He said Sargas technology could be interesting to developing nations such as China or India, which might have to limit emissions of carbon dioxide in coming years, and to industrial nations such as the United States that are big coal burners.
The UN's Kyoto Protocol now obliges most rich nations to cut emissions of carbon dioxide by 5.2 percent below 1990 levels by 2008-12. Washington pulled out of Kyoto in 2001, saying it was too expensive and wrongly excluded developing nations.
Sargas reckons that the cost of generating electricity from [its technology] will be 25 percent higher with its carbon capture system -- known as modified pressurised fluidised bed combustion -- than if generated with no capture. Coal is cheaper than gas, however.
"The idea is that by burning coal under pressure you can reduce the size of the power plant and you can make it easier to capture the carbon dioxide," McRae said of the system.
"The cost is substantially lower than of competing capture technologies, which we believe are less mature," Sargas chairman Henrik Fleischer told Reuters.
He said Sargas technology cost less than rival integrated gasification combined cycle power plants.
Sargas said a coal-fired plant using its technology could produce electricity for US$0.049 per kilowatt/hour, assuming a coal price of US$65 a tonne. Gas-generated electricity would cost twice that amount, partly due to higher gas costs.
Carbon dioxide could either be buried beneath the ground or pumped into oil reservoirs to help keep up pressure and force more oil to the surface.

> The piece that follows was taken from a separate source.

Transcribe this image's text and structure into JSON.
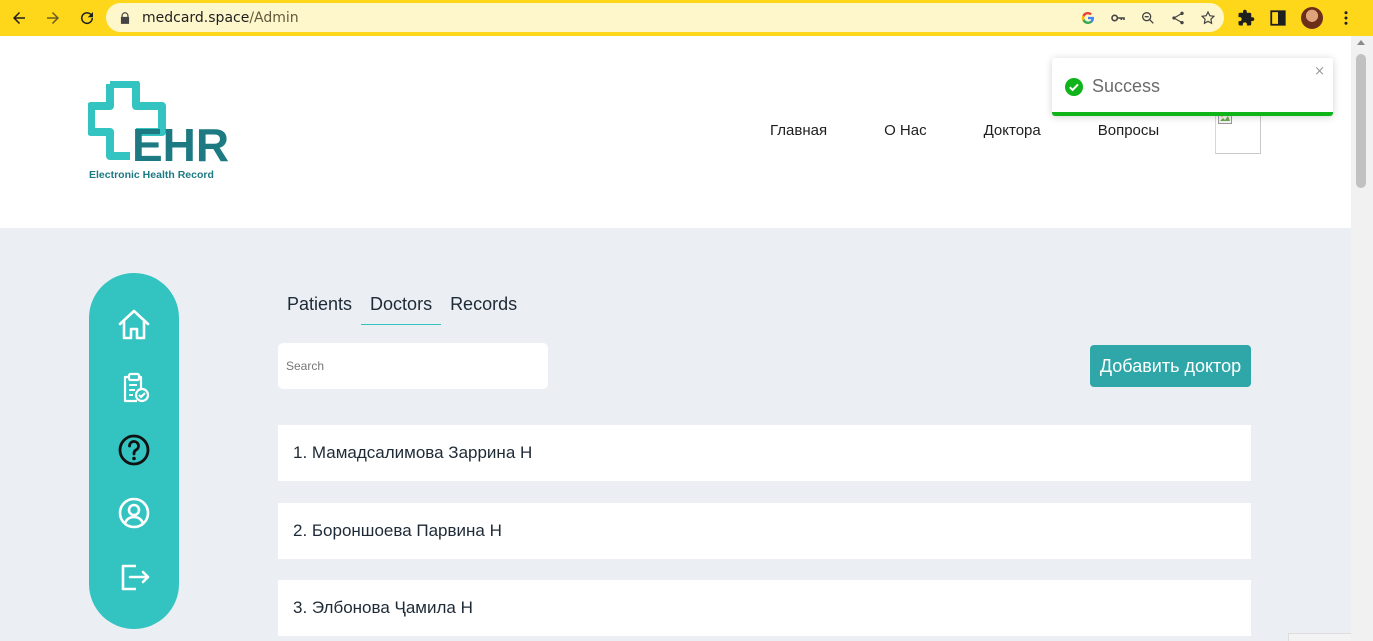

Siemens said in a statement that it had tested the Sargas target of cutting carbon dioxide by 90 percent and nitrous oxide emissions to five parts per million from a gas-fired plant. Siemens said similar figures would apply to a coal-fired plant.
Story by Alister Doyle, Environment Correspondent
REUTERS NEWS SERVICE